File as imported: Environmental Reporting: Notified cases of salmonellosis 1997–2013
From the dataset Environmental Reporting: Notified cases of salmonellosis 1997–2013, this data was extracted:
- Rows: 2-18
- Column: 2
- Provided: 17 data points
Dataset originally released on:
October 02, 2015
Purpose of collection
Bacteria and parasites like campylobacter, salmonella, and cryptosporidium can contaminate our food and water, leading to serious illness. Campylobacter, salmonella, and cryptosporidium are influenced by temperature and other climate variables, and incidence rates may increase as climate change causes temperatures to rise. Monitoring the incidence rates of illnesses can help us assess the health risks related to climate change and better prepare for disease outbreaks.
Method of collection/Data provider
These data were sourced from nationwide doctor and laboratory notifications to public health units of campylobacteriosis, cryptosporidiosis, and salmonellosis.

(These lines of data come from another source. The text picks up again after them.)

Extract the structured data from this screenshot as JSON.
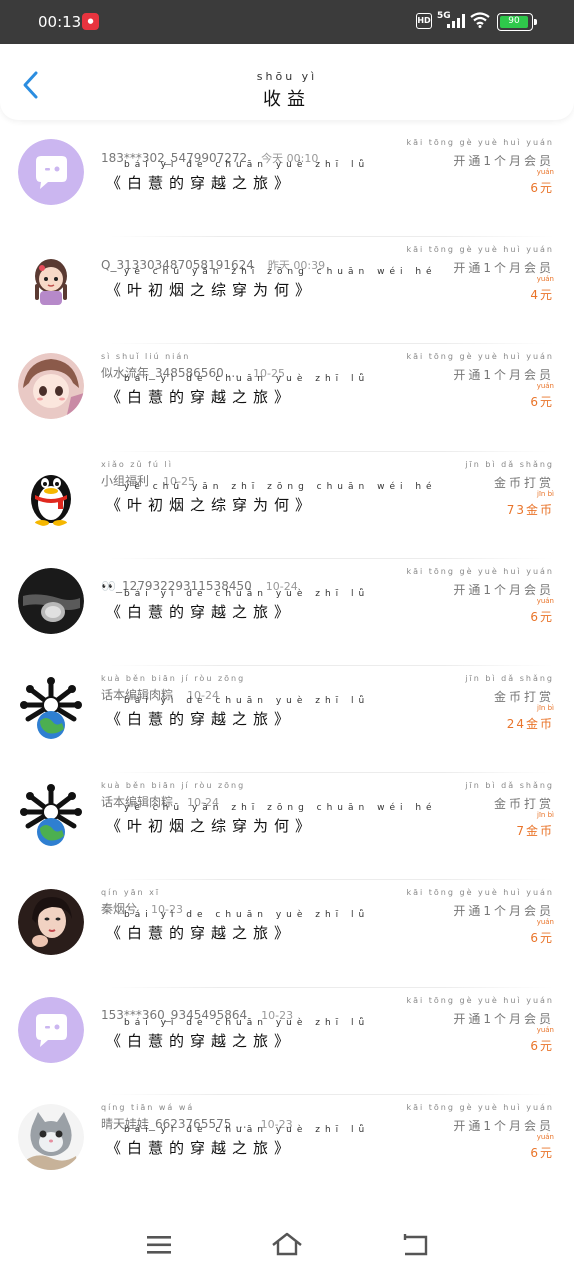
{
  "status_bar": {
    "time": "00:13",
    "app_badge": "doubao",
    "hd": "HD",
    "network": "5G",
    "battery": "90",
    "battery_color": "#2fc84b"
  },
  "header": {
    "back_icon": "chevron-left-icon",
    "title_pinyin": "shōu yì",
    "title": "收益",
    "accent_color": "#2b8de0"
  },
  "items": [
    {
      "avatar": "chat-bubble-avatar",
      "name_pinyin": "",
      "name": "183***302_5479907272",
      "time_pinyin": "jīn tiān",
      "time": "今天 00:10",
      "book_pinyin": "bái yì de chuān yuè zhī lǚ",
      "book": "《白薏的穿越之旅》",
      "type_pinyin": "kāi tōng gè yuè huì yuán",
      "type": "开通1个月会员",
      "amount_pinyin": "yuán",
      "amount": "6元"
    },
    {
      "avatar": "girl-doll-avatar",
      "name_pinyin": "",
      "name": "Q_3133034870581916​24",
      "time_pinyin": "zuó tiān",
      "time": "昨天 00:39",
      "book_pinyin": "yè chū yān zhī zōng chuān wéi hé",
      "book": "《叶初烟之综穿为何》",
      "type_pinyin": "kāi tōng gè yuè huì yuán",
      "type": "开通1个月会员",
      "amount_pinyin": "yuán",
      "amount": "4元"
    },
    {
      "avatar": "anime-girl-avatar",
      "name_pinyin": "sì shuǐ liú nián",
      "name": "似水流年_348586560 ...",
      "time_pinyin": "",
      "time": "10-25",
      "book_pinyin": "bái yì de chuān yuè zhī lǚ",
      "book": "《白薏的穿越之旅》",
      "type_pinyin": "kāi tōng gè yuè huì yuán",
      "type": "开通1个月会员",
      "amount_pinyin": "yuán",
      "amount": "6元"
    },
    {
      "avatar": "penguin-avatar",
      "name_pinyin": "xiǎo zǔ fú lì",
      "name": "小组福利",
      "time_pinyin": "",
      "time": "10-25",
      "book_pinyin": "yè chū yān zhī zōng chuān wéi hé",
      "book": "《叶初烟之综穿为何》",
      "type_pinyin": "jīn bì dǎ shǎng",
      "type": "金币打赏",
      "amount_pinyin": "jīn bì",
      "amount": "73金币"
    },
    {
      "avatar": "dark-photo-avatar",
      "name_pinyin": "",
      "name": "👀_1279322931​1538450",
      "time_pinyin": "",
      "time": "10-24",
      "book_pinyin": "bái yì de chuān yuè zhī lǚ",
      "book": "《白薏的穿越之旅》",
      "type_pinyin": "kāi tōng gè yuè huì yuán",
      "type": "开通1个月会员",
      "amount_pinyin": "yuán",
      "amount": "6元"
    },
    {
      "avatar": "bone-globe-avatar",
      "name_pinyin": "kuà běn biān jí ròu zōng",
      "name": "话本编辑肉粽",
      "time_pinyin": "",
      "time": "10-24",
      "book_pinyin": "bái yì de chuān yuè zhī lǚ",
      "book": "《白薏的穿越之旅》",
      "type_pinyin": "jīn bì dǎ shǎng",
      "type": "金币打赏",
      "amount_pinyin": "jīn bì",
      "amount": "24金币"
    },
    {
      "avatar": "bone-globe-avatar",
      "name_pinyin": "kuà běn biān jí ròu zōng",
      "name": "话本编辑肉粽",
      "time_pinyin": "",
      "time": "10-24",
      "book_pinyin": "yè chū yān zhī zōng chuān wéi hé",
      "book": "《叶初烟之综穿为何》",
      "type_pinyin": "jīn bì dǎ shǎng",
      "type": "金币打赏",
      "amount_pinyin": "jīn bì",
      "amount": "7金币"
    },
    {
      "avatar": "woman-photo-avatar",
      "name_pinyin": "qín yān xī",
      "name": "秦烟兮",
      "time_pinyin": "",
      "time": "10-23",
      "book_pinyin": "bái yì de chuān yuè zhī lǚ",
      "book": "《白薏的穿越之旅》",
      "type_pinyin": "kāi tōng gè yuè huì yuán",
      "type": "开通1个月会员",
      "amount_pinyin": "yuán",
      "amount": "6元"
    },
    {
      "avatar": "chat-bubble-avatar",
      "name_pinyin": "",
      "name": "153***360_9345495864",
      "time_pinyin": "",
      "time": "10-23",
      "book_pinyin": "bái yì de chuān yuè zhī lǚ",
      "book": "《白薏的穿越之旅》",
      "type_pinyin": "kāi tōng gè yuè huì yuán",
      "type": "开通1个月会员",
      "amount_pinyin": "yuán",
      "amount": "6元"
    },
    {
      "avatar": "cat-avatar",
      "name_pinyin": "qíng tiān wá wá",
      "name": "晴天娃娃_6623765575 ...",
      "time_pinyin": "",
      "time": "10-23",
      "book_pinyin": "bái yì de chuān yuè zhī lǚ",
      "book": "《白薏的穿越之旅》",
      "type_pinyin": "kāi tōng gè yuè huì yuán",
      "type": "开通1个月会员",
      "amount_pinyin": "yuán",
      "amount": "6元"
    }
  ],
  "navbar": {
    "menu_icon": "menu-icon",
    "home_icon": "home-icon",
    "back_icon": "back-icon"
  },
  "colors": {
    "amount": "#e9742a",
    "chat_avatar_bg": "#c8b4ee"
  }
}
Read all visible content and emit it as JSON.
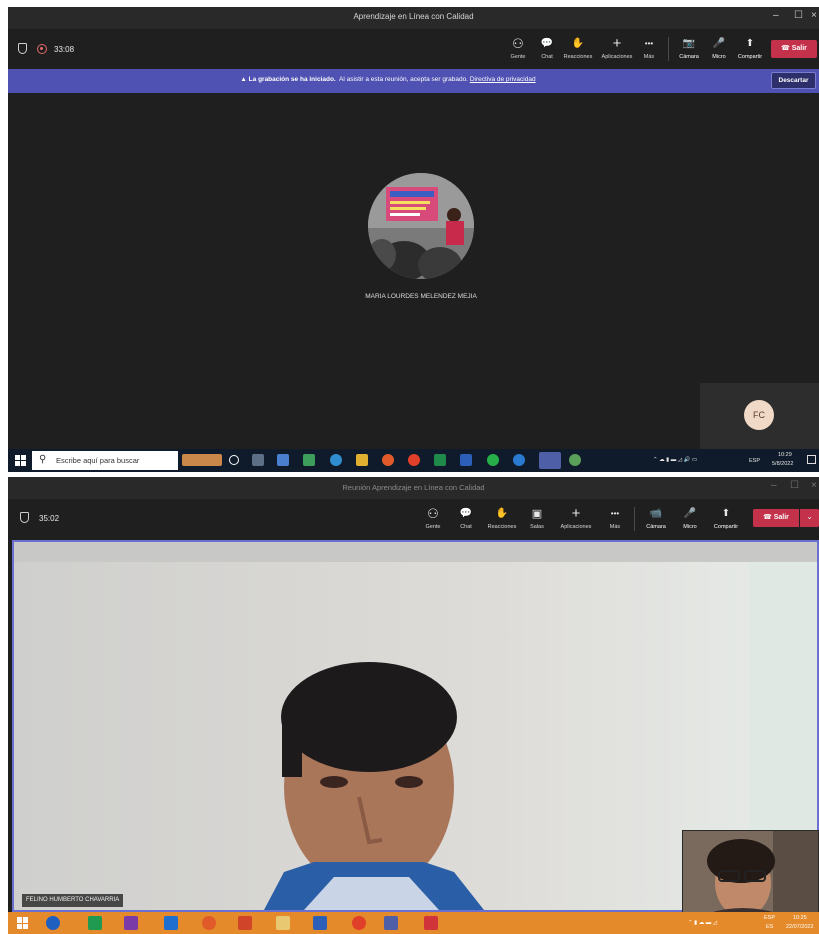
{
  "shot1": {
    "window_title": "Aprendizaje en Línea con Calidad",
    "window_controls": {
      "minimize": "–",
      "maximize": "☐",
      "close": "×"
    },
    "timer": "33:08",
    "toolbar": [
      {
        "label": "Gente",
        "icon": "people-icon",
        "glyph": "⚇"
      },
      {
        "label": "Chat",
        "icon": "chat-icon",
        "glyph": "💬"
      },
      {
        "label": "Reacciones",
        "icon": "reactions-icon",
        "glyph": "✋"
      },
      {
        "label": "Aplicaciones",
        "icon": "apps-icon",
        "glyph": "+"
      },
      {
        "label": "Más",
        "icon": "more-icon",
        "glyph": "•••"
      },
      {
        "label": "Cámara",
        "icon": "camera-off-icon",
        "glyph": "📷"
      },
      {
        "label": "Micro",
        "icon": "microphone-icon",
        "glyph": "🎤"
      },
      {
        "label": "Compartir",
        "icon": "share-icon",
        "glyph": "⬆"
      }
    ],
    "leave_label": "Salir",
    "banner": {
      "bold": "La grabación se ha iniciado.",
      "text": "Al asistir a esta reunión, acepta ser grabado.",
      "link": "Directiva de privacidad",
      "dismiss": "Descartar"
    },
    "participant_name": "MARIA LOURDES MELENDEZ MEJIA",
    "self_initials": "FC",
    "taskbar": {
      "search_placeholder": "Escribe aquí para buscar",
      "lang": "ESP",
      "time": "10:29",
      "date": "5/8/2022"
    }
  },
  "shot2": {
    "window_title": "Reunión Aprendizaje en Línea con Calidad",
    "window_controls": {
      "minimize": "–",
      "maximize": "☐",
      "close": "×"
    },
    "timer": "35:02",
    "toolbar": [
      {
        "label": "Gente",
        "icon": "people-icon",
        "glyph": "⚇"
      },
      {
        "label": "Chat",
        "icon": "chat-icon",
        "glyph": "💬"
      },
      {
        "label": "Reacciones",
        "icon": "reactions-icon",
        "glyph": "✋"
      },
      {
        "label": "Salas",
        "icon": "rooms-icon",
        "glyph": "▣"
      },
      {
        "label": "Aplicaciones",
        "icon": "apps-icon",
        "glyph": "+"
      },
      {
        "label": "Más",
        "icon": "more-icon",
        "glyph": "•••"
      },
      {
        "label": "Cámara",
        "icon": "camera-icon",
        "glyph": "📹"
      },
      {
        "label": "Micro",
        "icon": "microphone-icon",
        "glyph": "🎤"
      },
      {
        "label": "Compartir",
        "icon": "share-icon",
        "glyph": "⬆"
      }
    ],
    "leave_label": "Salir",
    "participant_name": "FELINO HUMBERTO CHAVARRIA",
    "taskbar": {
      "lang": "ESP",
      "lang_sub": "ES",
      "time": "10:25",
      "date": "22/07/2022"
    }
  },
  "colors": {
    "teams_dark": "#1f1f1f",
    "banner_purple": "#4f52b2",
    "leave_red": "#c4314b",
    "taskbar_orange": "#e58a2a",
    "frame_purple": "#6b6fcf"
  }
}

Notifying is when a laboratory or doctor informs a medical officer of health of a confirmed disease.
Salmonellosis and cryptosporidiosis are recommended environmental health indicators in New Zealand. They are used to monitor the effectiveness of health interventions for climate change (Hambling, 2012). The World Health Organization Regional Office for Europe (2015) identified that salmonella infection could increase with climate change. Climate-change health risks for campylobacteriosis and cryptosporidiosis have also been modelled as part of the Health Analysis and Information for Action (HAIFA) project (Environmental Science and Research Limited, 2014a). Modelling shows they are expected to increase in the future as a result of climate change. Campylobacter is a bacterium that is mainly transmitted by eating contaminated food or having contact with farm animals, including dogs and cats. Infection rates are strongly linked to temperature and tend to peak in summer. However, other factors also affect infection rates. This is shown by the significant drop in cases since late 2006, which coincides with the introduction of a range of voluntary and regulatory interventions (Sears et al, 2011).
Salmonella is a bacterium that is mainly transmitted by eating contaminated food. Warmer ambient temperatures allow the bacteria to grow faster in unrefrigerated foods, which may lead to higher rates of infection.